From L. gyratus, p.p. of gyrare "to turn around," from L. gyrus "circle," from Gk. gyros "circle, ring;" PIE base *geu- "to bend, curve."
Leridan, from Lori, Laki lerr "revolving, whirling, turning" (lerr dâye "to make rotate, to stir a liquid," lerese "to rotate, turn"), variant xer "circular, round" (xer dâyen "to make turn"), maybe cognate with Gk. gyros "circle, ring," as above; variants in Mod.Pers. lulé "rolled-up, wound-up; tube," lulé kardan "to roll up, wind up;" Hamadâni lul "spiral, twisted;" Kurd. lûl "curly (of hair)," garda-lûl, ~ lûlân "wind that whirls dust."
From Gk. gyros "circle, ring;" PIE base *geu- "to bend, curve."
From leridan, → gyrate.
Fr.: fréquence gyromagnétique
The frequency with which an electron or other charged particle executes spiral gyrations in moving across a magnetic field.
Same as → Larmor radius.
A device for measuring or maintaining orientation. Consisting of a rotating wheel so mounted that its axis can turn freely in certain or all directions, it is based on the principle of conservation of angular momentum. In physics this is also known as gyroscopic inertia or rigidity in space.

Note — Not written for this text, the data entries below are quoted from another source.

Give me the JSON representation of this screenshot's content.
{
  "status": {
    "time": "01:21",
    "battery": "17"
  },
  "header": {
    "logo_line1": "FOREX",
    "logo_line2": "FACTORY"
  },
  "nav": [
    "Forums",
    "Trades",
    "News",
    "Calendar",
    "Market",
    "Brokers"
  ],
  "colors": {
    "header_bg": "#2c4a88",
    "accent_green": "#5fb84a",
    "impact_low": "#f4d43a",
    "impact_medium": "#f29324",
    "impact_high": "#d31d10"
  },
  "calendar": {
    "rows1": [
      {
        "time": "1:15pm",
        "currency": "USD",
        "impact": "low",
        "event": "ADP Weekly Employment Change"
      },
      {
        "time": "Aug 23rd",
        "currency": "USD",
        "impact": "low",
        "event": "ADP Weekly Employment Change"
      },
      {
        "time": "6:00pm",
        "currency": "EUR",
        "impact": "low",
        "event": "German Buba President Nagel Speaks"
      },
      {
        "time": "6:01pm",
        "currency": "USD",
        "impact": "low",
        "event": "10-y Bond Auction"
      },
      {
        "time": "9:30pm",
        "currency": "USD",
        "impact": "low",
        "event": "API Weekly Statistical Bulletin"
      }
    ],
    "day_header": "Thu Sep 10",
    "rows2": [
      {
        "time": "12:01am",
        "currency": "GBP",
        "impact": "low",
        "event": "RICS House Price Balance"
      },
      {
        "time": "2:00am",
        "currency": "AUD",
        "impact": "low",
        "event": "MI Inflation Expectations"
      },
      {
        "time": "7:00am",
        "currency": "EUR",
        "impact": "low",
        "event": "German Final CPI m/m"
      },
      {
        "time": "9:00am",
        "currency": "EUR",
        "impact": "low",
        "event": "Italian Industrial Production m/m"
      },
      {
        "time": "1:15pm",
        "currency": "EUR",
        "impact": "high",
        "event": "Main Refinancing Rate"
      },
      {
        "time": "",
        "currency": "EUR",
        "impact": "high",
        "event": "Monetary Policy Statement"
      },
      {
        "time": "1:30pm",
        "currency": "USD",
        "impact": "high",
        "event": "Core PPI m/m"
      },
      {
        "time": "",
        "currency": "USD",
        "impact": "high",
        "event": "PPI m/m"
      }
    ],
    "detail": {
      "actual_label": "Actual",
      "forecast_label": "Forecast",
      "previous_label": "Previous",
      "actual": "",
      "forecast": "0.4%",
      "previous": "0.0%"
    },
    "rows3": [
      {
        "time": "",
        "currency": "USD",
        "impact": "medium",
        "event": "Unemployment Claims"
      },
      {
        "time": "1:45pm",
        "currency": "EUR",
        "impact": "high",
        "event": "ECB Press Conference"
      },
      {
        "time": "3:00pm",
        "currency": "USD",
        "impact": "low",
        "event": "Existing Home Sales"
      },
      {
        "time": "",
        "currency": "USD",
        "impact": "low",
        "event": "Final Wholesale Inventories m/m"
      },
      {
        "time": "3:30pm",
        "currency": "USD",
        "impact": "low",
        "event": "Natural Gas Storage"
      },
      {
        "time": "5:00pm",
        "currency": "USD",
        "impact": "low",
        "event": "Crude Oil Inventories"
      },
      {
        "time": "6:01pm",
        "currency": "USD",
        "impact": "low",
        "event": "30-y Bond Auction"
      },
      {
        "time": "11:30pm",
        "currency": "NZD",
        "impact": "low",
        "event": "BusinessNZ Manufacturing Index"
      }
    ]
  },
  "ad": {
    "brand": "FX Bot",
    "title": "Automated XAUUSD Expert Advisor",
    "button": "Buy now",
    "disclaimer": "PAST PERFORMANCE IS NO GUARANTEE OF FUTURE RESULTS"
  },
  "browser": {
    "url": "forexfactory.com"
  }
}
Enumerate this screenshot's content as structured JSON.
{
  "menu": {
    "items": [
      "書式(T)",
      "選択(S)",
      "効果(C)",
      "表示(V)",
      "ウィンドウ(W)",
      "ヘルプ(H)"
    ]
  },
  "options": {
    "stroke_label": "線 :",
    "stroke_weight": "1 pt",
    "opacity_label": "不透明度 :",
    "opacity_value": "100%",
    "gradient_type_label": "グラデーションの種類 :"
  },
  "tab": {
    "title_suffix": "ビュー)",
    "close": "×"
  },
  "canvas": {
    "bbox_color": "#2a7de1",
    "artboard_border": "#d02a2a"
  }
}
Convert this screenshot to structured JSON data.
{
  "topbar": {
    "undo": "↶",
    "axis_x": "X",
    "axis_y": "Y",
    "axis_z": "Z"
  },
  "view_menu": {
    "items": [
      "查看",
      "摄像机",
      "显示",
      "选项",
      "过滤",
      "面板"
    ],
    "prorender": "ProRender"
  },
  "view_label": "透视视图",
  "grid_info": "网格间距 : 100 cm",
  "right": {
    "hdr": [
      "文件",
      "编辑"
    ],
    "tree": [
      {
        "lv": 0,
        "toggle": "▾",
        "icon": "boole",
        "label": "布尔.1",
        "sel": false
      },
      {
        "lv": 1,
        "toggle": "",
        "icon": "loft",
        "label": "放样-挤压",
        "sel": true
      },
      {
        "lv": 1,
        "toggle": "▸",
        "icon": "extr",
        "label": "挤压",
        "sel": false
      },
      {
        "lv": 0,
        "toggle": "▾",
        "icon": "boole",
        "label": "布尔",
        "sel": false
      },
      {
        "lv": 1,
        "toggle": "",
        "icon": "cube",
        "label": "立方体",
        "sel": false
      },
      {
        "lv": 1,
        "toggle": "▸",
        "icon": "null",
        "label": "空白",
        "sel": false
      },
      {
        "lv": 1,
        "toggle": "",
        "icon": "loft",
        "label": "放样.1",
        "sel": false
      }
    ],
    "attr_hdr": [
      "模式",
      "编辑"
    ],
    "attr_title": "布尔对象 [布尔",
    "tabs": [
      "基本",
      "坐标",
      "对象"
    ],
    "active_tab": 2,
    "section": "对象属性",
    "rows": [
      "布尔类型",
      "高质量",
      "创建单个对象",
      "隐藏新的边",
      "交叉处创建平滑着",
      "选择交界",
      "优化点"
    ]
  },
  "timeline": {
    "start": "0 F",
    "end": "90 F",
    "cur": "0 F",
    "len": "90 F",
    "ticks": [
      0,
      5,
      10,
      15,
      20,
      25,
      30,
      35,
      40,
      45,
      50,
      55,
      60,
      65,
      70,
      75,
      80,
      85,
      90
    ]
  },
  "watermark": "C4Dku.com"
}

Fr.: limite de Greisen-Zatsepin-Kuzmin
Same as → Greisen-Zatsepin-Kuzmin cutoff.